It's hard to see the forest for the sand dunes.

Achievement in any sphere of life takes the following steps: 1. Imagine the result you desire. 2. Draw up a plan to get from where you are to the result you desire. 3. Work the plan. 4. Adjust the plan as necessary to stay on track. 5. Work the plan. 6. Avoid distractions. 7. Work the plan.

This past week I attended a meeting of our cycling club. I didn't hear anything that I haven't said before (of course when someone other than me says it, it becomes new and exciting. I am, you already know, a tyrant). It discouraged me to note that the ones who began the club were not in attendance and probably didn't even know it was being held. I had dreamed big dreams for the cycling club and could not find a way to achieve any of them. Probably I was not the right person for the task. Now I was hearing those same dreams come from other people, but I was not hearing any plan of reaching the goal. Just dreams.
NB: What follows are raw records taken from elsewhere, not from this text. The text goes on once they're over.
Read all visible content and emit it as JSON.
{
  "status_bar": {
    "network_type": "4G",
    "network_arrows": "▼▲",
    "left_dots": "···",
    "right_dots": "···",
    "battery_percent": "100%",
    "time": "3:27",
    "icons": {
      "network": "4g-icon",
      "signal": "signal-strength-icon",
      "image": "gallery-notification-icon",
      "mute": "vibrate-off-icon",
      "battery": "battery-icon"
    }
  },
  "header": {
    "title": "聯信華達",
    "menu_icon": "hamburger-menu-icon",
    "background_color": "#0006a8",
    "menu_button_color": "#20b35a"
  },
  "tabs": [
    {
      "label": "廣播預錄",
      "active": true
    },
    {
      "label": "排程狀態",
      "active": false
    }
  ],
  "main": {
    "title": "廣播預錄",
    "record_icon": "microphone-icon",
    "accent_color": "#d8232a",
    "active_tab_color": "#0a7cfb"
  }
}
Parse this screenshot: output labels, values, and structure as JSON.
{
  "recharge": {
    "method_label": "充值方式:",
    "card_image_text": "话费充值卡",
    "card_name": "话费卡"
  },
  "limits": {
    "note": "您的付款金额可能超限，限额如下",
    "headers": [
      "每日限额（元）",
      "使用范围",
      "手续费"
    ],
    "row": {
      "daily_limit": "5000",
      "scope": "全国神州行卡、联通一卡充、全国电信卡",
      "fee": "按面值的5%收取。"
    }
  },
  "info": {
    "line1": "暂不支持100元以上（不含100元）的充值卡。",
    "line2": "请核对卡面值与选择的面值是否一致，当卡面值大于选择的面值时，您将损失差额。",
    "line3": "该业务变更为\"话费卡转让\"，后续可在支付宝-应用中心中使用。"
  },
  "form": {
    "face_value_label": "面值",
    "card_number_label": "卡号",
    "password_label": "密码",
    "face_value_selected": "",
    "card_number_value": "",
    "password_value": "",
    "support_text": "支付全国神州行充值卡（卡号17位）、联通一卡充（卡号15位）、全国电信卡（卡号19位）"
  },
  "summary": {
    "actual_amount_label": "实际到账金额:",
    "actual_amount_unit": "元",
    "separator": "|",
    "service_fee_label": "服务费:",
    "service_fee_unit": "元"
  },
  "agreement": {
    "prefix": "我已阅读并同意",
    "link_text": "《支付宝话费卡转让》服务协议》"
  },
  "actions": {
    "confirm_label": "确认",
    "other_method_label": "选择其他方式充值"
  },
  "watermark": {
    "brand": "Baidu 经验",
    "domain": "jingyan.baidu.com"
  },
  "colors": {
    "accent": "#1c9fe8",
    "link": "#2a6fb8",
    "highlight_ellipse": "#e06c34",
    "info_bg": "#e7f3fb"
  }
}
I came away discouraged. And that discouragement fed into every other aspect of my thinking. I found myself doubting whether or not any of the effort I've put into cycling had a meaning. It has been said, "never doubt in the dark what you've believed in the light". But how do you know that what you've believed in the light was real or just a mirage? How is it possible to know whether or not that oasis you see in the distance is the real thing? What if you get there only to find that you've used up precious resources in traveling to a mirage?

What if nothing really has any value after all? What if we are all like Mayflies? They leave the pupae stage to become adults with no mouths and a digestive system full of air. The only purpose they have now is to mate and die. And they'll do both within the next 48 hours.

Since I'm not a Mayfly, but a cyclist, I'll have to pursue some cycling goals. Typically for me they will all be extreme. Icarus should be my patron saint.

Over the next 50 years I will cycle with a purpose and the discipline to achieve those cycling goals. I will use copious amounts of time and money for this. And after they pour my ashes into the battery compartment of my bicycle headlight, those left behind can decide whether or not the gold I sought was fool's gold or the real thing.

As for the cycling club - I'm a little conflicted. If they don't succeed, then my dreams fail with them. If they do succeed, without me, it only confirms my uselessness. Unfortunately I don't have a plan B. So either way, I'll be cycling the second half alone.

No comments:

Post a Comment